AIM OF THE TASK | Your response should be every line from the entries that includes the string "LGPD".
________________________
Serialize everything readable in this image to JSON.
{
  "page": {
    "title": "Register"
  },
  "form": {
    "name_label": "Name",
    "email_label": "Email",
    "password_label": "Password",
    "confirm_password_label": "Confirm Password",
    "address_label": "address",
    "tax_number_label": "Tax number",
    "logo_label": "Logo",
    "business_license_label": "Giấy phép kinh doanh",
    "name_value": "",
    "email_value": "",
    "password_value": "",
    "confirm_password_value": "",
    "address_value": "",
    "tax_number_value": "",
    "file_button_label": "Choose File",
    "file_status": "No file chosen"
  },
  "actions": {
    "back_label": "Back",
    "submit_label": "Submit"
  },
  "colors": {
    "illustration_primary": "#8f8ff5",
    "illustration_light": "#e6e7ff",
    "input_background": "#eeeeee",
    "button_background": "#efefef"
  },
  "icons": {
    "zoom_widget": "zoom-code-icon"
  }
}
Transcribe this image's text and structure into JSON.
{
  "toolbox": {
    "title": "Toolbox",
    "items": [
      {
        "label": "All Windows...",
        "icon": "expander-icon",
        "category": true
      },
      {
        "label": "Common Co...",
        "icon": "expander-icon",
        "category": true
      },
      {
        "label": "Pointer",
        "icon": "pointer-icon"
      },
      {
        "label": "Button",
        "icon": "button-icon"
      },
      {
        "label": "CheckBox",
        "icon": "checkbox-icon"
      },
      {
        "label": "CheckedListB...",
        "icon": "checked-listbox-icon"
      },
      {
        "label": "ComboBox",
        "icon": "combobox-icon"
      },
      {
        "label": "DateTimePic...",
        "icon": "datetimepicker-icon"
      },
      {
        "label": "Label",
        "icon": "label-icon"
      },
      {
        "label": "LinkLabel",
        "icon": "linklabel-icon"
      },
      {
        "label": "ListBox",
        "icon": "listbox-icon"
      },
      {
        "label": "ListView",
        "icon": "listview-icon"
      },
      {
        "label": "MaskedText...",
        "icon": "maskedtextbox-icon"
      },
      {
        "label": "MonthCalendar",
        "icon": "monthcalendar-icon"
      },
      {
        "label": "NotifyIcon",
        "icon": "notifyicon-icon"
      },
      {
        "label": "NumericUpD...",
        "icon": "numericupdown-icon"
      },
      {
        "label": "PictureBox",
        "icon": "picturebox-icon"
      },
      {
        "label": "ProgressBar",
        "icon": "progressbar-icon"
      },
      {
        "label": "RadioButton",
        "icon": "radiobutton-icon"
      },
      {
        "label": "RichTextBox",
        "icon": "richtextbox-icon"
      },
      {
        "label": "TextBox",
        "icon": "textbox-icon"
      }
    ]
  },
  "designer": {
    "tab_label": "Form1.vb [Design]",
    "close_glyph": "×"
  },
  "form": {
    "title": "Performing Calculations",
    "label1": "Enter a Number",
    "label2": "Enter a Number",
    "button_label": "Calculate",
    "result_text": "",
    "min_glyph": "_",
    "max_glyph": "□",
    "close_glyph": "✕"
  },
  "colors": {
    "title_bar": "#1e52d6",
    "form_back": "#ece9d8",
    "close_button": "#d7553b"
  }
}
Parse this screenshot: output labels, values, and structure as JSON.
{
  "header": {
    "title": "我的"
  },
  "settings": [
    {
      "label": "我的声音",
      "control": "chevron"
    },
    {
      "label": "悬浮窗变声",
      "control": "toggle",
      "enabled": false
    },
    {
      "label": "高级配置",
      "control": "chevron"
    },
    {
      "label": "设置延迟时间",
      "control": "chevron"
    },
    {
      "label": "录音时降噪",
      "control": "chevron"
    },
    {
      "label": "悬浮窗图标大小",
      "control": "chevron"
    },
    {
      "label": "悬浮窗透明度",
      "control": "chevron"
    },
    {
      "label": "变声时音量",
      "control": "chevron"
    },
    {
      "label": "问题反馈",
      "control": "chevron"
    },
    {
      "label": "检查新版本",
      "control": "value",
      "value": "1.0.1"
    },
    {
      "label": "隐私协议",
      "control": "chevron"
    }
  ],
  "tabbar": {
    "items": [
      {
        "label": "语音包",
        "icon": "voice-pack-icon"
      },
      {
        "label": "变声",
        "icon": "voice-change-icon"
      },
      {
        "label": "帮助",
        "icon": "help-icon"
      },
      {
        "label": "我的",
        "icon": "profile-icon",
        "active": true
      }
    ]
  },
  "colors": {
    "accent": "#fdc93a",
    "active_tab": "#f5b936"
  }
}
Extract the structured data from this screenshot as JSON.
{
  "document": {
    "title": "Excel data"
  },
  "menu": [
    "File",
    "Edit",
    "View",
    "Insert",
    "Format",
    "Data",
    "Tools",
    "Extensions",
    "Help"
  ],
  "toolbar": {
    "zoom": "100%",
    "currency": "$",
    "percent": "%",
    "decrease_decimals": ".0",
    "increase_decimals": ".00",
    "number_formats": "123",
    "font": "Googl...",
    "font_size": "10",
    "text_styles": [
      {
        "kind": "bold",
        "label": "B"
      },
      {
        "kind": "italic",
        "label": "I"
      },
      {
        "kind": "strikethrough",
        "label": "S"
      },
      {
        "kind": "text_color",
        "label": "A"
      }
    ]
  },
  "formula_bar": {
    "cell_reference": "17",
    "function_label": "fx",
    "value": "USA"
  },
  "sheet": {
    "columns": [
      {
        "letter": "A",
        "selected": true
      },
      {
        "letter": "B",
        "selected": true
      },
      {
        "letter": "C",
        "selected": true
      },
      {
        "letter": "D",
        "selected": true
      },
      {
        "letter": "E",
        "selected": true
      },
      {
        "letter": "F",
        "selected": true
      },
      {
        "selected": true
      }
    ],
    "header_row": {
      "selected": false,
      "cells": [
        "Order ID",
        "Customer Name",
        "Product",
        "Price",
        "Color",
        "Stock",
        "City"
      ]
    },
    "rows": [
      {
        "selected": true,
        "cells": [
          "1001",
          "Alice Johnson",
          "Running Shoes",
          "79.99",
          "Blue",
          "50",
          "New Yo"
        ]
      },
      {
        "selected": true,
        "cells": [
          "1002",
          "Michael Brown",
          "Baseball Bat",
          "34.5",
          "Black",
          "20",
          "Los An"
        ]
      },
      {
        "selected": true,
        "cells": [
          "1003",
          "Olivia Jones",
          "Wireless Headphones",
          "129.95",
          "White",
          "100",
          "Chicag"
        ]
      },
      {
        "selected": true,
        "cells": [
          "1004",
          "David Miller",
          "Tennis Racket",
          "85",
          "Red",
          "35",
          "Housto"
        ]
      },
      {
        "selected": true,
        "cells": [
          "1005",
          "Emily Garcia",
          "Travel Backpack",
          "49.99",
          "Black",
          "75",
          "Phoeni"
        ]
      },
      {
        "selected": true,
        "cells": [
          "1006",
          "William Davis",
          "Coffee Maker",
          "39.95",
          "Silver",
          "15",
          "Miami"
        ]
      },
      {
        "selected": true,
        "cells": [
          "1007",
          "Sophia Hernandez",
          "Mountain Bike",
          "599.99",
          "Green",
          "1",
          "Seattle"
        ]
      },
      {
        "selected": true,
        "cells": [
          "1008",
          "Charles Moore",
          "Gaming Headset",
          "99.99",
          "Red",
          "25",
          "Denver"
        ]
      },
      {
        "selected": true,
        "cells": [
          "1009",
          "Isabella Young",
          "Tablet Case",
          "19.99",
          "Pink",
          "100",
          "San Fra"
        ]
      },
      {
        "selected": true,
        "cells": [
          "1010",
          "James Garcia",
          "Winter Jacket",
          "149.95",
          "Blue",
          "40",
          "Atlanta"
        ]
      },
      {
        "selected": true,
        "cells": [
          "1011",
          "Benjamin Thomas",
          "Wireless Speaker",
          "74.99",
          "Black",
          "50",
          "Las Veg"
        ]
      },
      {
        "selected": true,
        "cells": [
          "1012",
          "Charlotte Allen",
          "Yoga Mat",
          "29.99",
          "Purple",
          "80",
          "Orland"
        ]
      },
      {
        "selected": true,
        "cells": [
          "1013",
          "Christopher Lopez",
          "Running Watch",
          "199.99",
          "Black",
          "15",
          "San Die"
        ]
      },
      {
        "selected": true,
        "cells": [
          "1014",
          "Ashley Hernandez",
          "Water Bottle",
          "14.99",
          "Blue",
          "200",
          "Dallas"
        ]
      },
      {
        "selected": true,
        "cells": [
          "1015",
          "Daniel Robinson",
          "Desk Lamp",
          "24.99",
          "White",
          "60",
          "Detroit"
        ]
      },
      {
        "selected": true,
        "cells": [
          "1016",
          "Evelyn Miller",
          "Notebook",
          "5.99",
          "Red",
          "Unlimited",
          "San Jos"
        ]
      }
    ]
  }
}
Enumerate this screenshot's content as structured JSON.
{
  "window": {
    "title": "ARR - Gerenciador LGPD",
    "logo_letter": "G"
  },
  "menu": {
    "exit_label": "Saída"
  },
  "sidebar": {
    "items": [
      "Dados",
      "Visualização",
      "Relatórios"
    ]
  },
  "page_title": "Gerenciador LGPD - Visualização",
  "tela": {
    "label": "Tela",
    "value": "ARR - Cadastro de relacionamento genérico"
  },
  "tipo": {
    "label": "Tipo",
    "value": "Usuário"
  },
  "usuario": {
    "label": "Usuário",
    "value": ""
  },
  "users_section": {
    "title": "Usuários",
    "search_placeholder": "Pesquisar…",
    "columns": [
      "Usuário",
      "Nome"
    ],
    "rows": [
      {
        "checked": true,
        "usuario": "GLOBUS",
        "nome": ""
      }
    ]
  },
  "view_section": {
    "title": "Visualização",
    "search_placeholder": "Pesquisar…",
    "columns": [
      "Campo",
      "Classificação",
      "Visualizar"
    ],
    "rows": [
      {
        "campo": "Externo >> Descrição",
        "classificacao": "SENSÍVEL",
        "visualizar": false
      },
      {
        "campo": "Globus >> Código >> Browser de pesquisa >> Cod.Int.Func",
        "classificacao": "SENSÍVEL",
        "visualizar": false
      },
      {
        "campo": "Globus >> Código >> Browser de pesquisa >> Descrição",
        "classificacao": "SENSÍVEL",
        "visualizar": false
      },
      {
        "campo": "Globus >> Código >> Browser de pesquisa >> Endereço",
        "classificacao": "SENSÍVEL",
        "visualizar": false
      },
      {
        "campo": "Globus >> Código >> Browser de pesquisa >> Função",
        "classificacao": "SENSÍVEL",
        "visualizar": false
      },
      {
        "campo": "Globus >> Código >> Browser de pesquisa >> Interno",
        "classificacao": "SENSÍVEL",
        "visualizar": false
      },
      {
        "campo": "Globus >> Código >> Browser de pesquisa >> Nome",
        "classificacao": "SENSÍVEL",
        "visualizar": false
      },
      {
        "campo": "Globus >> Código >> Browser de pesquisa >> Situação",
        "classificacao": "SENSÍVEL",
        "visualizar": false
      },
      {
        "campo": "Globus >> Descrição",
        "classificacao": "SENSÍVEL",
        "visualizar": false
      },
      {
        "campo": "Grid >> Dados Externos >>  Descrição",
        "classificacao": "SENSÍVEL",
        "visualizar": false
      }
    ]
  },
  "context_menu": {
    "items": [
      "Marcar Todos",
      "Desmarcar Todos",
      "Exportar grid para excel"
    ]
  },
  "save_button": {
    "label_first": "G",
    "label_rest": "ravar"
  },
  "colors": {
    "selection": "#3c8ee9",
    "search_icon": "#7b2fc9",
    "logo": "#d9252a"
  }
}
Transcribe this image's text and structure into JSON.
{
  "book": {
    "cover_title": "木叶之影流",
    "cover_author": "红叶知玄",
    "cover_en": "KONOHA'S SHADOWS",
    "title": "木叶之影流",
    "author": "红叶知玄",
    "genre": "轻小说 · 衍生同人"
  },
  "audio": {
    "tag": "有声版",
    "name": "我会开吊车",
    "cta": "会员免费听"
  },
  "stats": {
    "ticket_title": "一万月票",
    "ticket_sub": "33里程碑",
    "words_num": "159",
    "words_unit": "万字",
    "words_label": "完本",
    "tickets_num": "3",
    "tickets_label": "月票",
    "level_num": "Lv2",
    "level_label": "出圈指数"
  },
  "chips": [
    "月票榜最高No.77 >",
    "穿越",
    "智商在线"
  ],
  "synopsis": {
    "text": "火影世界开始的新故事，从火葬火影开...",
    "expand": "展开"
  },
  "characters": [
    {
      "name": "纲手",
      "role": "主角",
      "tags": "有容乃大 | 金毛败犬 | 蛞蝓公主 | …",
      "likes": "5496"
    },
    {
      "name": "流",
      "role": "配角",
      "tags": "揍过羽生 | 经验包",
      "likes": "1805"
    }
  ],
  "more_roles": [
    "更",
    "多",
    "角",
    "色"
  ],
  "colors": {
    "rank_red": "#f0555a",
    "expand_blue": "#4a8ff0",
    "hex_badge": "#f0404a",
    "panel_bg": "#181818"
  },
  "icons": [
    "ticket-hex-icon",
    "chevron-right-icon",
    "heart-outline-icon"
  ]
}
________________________
EXERCISE ANSWER |
    "title": "ARR - Gerenciador LGPD",
  "page_title": "Gerenciador LGPD - Visualização",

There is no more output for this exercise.